After all, it is part of human nature to want to do well and to be acknowledged for our achievements. Whether it’s coming top of the class in school, right through to doing a job well in the workplace, people want to be praised for their hard work. Commending employees for exceptional work can be a huge boost but often businesses find it hard to identify those individuals who are performing the best. Without systems that are able to monitor employee performance, managers will always find it hard to single out individual employees for rightful praise.
Other ways in which management teams could boost engagement revolves around giving the employee more ownership of their work-life balance. In fact, the Kronos research found that 41 per cent of employees regard flexible working as the main reward they look for in employment.
Rather than just dishing out a blanket annual bonus, offering things such as flexi-hours, employee self-service and self-rostering can all help to make employees feel more valued, empowered and engaged. It will also take the sting out of coming back to work following annual leave if they already feel they have a healthy work-life balance. As a result, engaged employees will be far more productive and loyal to your business, and drive an increased output during the time that they are at work.
Another big benefit to the business is that a better work-life balance is likely to drive down absenteeism at critical times in the year – like post-summer holidays and in the run up to Christmas – when employees are more likely to phone in sick.
However, with this kind of flexibility comes a need to manage the process in a way that works for both employees and employers. This is where visibility is the key to everything. As the saying goes, you can’t change what you can’t measure, and it is true. If you do not have real-time data, you cannot make the decisions that will enable you to maximise the performance of your workforce and your business.
It’s all well and good to offer flexibility, but it’s critical to implement a consistent attendance and leave policy to support that flexibility for all levels within the organisation. This creates a workplace environment that has a feeling of equality and fairness, which in turn encourages employees to be more productive and loyal to the business and their co-workers.
If everyone plays by the same rules and have a stake in organising work shifts and holidays, employees will be less likely to “pull a sickie”, as they know it is okay to take time off to recharge. They will also appreciate the impact on their colleagues if they take unauthorised leave without prior notice.
Meanwhile, the management team will have clear visibility over attendance, and plans can be put in place to avoid overburdening individuals or impacting productivity by having unqualified cover. This will harness a healthy culture in which people feel responsible for the days they take off.
Happy and empowered employees result in a productive workforce. Making the workplace somewhere people actually want to come to work, rather than wishing they were back on the beach or looking for pastures new, will add real value to business productivity. When going to work feels like a hardship, or is depressing, productivity suffers. Communication is the fundamental point that everything hinges upon. Only when employers make an effort to find out what their employees really want, will they really understand what to give them.

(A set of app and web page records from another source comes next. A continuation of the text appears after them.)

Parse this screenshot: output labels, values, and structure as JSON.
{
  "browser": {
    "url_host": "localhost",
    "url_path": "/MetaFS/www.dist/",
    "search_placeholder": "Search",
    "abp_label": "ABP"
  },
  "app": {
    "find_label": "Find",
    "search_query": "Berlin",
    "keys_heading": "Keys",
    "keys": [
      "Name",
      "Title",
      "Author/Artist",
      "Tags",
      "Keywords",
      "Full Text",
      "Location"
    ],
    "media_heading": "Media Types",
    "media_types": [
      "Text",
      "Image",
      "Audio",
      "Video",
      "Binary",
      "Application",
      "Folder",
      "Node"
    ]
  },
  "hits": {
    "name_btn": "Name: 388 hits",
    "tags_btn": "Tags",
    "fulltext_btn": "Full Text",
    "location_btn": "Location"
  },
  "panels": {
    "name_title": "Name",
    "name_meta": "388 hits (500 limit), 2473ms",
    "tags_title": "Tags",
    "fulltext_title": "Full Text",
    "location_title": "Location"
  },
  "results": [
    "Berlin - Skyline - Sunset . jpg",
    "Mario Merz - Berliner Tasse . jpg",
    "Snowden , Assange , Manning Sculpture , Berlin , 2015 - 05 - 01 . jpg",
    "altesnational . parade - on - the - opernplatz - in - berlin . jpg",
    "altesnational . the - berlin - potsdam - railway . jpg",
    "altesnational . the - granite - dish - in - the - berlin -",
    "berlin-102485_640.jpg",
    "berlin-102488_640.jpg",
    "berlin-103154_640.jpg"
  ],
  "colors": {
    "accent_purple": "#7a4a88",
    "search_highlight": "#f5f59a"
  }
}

Listen intently and intelligently, respond accordingly, and the post-holiday blues will be overcome; in their place will be a recharged, motivated and loyal workforce.
Neil Pickering is marketing and industry insights manager at Kronos
Flexible working is oft-discussed, but here’s what you can learn from Vodafone’s approach to the practice.
Share this story